Task objective →
Go over the data and keep only the lines that include "value".

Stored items
------------------------------------------------------------------------
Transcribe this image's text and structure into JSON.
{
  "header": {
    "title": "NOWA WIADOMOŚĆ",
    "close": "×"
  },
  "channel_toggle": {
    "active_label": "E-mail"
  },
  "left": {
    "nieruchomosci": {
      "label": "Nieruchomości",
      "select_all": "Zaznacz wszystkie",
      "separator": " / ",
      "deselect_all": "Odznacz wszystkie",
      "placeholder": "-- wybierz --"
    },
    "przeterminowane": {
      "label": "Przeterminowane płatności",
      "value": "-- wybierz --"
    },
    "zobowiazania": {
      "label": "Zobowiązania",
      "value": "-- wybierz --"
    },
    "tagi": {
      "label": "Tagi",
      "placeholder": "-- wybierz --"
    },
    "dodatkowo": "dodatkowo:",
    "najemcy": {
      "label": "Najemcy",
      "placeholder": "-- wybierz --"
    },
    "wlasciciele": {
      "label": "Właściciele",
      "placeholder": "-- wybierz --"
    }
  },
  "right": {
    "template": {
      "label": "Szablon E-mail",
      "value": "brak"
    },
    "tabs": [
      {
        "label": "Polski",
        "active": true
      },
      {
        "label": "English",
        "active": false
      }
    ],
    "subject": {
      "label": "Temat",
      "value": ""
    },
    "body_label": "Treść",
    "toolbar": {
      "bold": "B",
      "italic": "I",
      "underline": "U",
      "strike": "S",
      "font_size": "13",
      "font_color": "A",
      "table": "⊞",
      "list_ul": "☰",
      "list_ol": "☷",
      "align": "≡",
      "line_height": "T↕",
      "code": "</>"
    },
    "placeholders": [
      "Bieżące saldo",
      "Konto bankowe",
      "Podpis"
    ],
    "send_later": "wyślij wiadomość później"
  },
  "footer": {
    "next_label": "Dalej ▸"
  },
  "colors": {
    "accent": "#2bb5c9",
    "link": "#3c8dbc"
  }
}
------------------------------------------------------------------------
Solved problem →
      "value": "-- wybierz --"
      "value": "-- wybierz --"
      "value": "brak"
      "value": ""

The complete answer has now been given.